*WHAT YOU NEED TO DO*. What lines of the listing include the string "content"? Show them all.

*DATA RECORDS*.

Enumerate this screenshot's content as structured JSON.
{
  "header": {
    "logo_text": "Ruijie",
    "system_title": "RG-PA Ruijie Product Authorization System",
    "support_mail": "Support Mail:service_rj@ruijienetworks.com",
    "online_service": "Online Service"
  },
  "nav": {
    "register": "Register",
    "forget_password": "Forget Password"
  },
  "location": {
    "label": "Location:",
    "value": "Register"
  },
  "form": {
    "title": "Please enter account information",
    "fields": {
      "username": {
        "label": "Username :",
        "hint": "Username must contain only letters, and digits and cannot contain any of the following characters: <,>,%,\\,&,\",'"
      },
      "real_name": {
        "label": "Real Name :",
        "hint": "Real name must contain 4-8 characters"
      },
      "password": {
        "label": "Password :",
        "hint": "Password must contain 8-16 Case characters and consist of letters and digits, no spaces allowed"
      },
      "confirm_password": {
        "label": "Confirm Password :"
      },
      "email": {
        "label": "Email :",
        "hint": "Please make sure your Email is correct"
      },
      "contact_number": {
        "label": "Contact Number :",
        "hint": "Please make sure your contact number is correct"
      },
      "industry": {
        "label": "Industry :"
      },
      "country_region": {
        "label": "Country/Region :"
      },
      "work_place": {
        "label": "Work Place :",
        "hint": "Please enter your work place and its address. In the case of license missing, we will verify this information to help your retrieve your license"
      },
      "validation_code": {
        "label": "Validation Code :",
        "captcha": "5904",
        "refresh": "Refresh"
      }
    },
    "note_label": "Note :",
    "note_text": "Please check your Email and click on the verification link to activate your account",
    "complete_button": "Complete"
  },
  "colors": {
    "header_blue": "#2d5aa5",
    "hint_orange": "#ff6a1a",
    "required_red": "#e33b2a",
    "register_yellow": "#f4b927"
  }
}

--

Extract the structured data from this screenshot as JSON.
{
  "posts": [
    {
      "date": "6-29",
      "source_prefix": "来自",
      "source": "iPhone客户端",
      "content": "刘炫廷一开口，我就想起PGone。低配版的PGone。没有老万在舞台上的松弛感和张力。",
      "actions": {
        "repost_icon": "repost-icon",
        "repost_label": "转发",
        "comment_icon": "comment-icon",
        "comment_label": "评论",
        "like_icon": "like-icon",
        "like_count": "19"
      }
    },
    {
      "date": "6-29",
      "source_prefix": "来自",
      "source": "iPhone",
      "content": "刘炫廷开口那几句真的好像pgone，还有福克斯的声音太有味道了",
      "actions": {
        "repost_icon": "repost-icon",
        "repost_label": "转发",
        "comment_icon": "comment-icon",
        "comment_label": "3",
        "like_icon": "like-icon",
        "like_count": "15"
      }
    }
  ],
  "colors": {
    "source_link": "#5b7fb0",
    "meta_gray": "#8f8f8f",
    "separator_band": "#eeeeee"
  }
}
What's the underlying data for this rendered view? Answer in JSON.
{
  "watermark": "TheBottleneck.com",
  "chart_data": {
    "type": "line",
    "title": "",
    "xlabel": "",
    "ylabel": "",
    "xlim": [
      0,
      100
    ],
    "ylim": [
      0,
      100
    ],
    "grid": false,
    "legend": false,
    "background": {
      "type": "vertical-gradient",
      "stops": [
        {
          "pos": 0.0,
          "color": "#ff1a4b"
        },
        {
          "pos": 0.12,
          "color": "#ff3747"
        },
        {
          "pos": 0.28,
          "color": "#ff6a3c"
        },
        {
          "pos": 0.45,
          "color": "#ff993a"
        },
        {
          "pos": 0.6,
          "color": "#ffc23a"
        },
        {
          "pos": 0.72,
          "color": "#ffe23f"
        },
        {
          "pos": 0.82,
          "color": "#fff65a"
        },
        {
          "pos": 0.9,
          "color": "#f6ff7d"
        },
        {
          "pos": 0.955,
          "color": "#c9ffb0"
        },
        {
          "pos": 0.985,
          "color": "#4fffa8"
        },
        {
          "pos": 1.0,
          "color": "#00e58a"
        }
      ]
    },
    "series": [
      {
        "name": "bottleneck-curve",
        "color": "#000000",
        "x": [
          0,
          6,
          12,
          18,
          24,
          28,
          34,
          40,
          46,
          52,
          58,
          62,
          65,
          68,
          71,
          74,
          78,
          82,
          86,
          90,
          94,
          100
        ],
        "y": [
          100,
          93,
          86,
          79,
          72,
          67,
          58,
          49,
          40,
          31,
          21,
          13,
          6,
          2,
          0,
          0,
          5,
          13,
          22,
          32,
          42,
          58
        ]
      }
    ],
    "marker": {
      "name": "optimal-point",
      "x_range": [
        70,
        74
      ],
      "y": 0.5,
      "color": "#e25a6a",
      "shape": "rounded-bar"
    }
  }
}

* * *

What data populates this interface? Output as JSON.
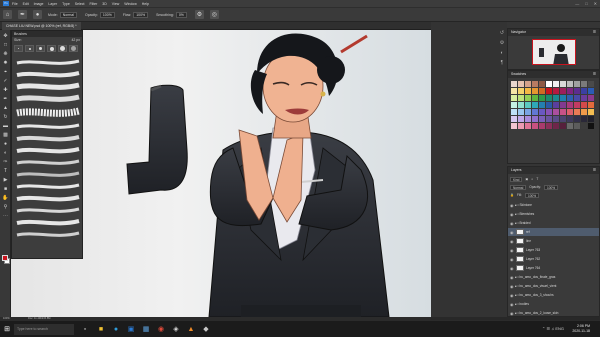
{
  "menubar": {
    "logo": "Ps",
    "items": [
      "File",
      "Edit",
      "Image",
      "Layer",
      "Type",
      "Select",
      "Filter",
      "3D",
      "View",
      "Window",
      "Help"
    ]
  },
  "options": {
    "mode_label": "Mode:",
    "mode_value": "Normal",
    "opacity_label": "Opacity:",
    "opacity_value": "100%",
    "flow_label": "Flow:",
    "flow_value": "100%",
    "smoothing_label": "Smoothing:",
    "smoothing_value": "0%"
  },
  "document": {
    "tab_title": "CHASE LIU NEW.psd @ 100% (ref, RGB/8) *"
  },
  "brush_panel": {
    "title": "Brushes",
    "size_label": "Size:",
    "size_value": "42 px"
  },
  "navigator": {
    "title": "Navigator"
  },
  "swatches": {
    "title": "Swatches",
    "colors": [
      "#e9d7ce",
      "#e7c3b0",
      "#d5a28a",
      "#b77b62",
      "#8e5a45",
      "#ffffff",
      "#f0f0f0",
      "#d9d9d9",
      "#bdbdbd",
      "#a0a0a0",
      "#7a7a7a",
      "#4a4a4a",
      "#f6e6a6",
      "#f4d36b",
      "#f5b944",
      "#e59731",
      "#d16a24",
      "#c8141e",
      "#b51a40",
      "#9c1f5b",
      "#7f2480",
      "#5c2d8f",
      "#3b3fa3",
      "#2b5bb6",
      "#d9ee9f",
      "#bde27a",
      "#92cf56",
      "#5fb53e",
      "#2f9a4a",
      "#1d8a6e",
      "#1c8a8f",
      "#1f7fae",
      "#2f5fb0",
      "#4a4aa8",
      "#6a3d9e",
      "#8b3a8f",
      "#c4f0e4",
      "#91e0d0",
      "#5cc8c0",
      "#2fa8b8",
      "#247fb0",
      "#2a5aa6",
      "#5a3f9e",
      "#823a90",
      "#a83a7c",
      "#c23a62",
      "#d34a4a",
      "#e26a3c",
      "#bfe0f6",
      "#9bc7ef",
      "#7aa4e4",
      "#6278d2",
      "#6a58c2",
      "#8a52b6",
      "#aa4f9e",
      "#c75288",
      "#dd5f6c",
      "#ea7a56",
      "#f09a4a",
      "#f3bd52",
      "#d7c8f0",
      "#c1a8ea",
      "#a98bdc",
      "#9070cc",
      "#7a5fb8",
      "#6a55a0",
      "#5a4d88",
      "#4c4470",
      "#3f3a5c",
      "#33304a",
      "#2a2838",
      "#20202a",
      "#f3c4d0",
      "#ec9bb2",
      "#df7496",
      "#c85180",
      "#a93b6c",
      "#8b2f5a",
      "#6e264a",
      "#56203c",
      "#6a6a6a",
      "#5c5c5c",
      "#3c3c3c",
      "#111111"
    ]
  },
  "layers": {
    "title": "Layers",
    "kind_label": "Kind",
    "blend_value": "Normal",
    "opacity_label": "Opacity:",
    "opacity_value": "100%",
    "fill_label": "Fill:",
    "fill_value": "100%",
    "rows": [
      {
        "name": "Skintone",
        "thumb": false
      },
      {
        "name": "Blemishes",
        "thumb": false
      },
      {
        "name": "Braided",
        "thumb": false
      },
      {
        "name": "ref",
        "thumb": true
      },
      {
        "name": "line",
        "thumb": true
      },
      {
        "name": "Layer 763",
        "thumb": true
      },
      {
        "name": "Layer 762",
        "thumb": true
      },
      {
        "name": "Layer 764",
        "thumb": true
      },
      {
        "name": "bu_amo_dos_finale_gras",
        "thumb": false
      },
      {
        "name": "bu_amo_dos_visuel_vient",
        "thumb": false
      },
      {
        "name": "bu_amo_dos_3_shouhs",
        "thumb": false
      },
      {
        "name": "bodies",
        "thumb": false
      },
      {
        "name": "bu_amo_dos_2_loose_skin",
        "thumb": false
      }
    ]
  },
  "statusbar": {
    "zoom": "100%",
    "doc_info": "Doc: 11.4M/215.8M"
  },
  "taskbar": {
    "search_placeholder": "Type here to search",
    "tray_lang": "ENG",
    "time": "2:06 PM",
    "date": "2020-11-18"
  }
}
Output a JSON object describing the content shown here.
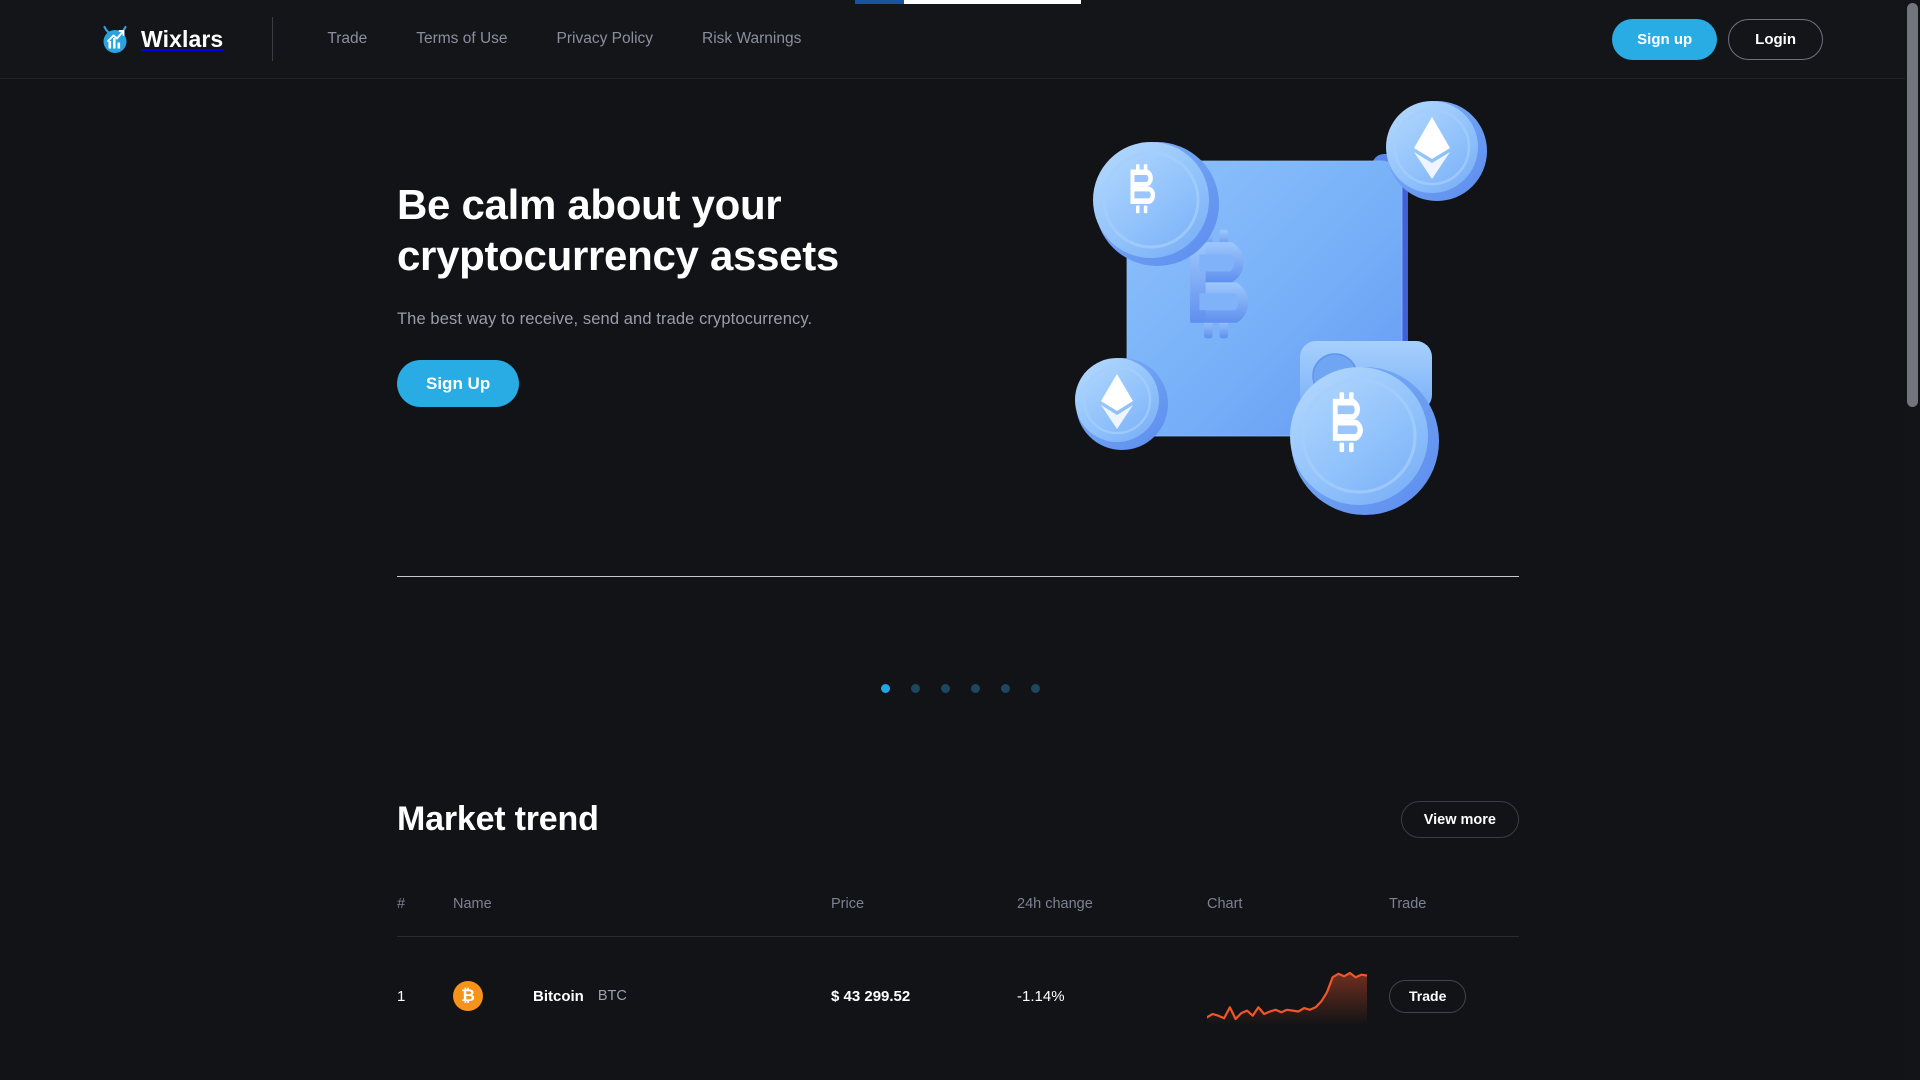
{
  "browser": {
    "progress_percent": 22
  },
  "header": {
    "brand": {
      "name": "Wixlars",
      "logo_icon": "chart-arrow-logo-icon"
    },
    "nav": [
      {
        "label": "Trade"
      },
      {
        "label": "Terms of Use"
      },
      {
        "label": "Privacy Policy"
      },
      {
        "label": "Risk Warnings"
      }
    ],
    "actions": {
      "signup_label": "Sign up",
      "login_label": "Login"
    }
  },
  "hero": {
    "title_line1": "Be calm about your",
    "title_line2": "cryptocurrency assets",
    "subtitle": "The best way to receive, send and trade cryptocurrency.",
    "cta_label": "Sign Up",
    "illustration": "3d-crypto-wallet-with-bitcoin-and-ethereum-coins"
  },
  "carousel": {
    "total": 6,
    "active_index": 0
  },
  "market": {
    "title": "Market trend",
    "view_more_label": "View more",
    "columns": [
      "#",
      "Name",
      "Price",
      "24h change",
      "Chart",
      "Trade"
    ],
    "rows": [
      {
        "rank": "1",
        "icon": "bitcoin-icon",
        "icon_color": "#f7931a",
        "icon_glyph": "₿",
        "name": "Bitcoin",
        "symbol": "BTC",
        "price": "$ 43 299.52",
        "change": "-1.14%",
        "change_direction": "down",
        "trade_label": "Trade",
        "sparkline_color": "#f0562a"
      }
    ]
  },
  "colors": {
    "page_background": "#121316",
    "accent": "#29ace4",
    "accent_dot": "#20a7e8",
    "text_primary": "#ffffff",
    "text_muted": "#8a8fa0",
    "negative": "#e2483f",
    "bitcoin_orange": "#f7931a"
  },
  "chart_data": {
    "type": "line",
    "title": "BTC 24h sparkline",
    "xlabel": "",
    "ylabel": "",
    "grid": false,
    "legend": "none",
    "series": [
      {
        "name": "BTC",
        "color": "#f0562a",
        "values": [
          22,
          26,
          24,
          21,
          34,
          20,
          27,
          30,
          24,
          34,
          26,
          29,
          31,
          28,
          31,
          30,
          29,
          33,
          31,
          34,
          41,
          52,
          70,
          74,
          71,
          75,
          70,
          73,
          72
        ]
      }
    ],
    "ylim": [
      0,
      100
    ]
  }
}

*RESPONSE*.
Enumerate this screenshot's content as structured JSON.
      "content": "刘炫廷一开口，我就想起PGone。低配版的PGone。没有老万在舞台上的松弛感和张力。",
      "content": "刘炫廷开口那几句真的好像pgone，还有福克斯的声音太有味道了",
Output a JSON object describing the content shown here.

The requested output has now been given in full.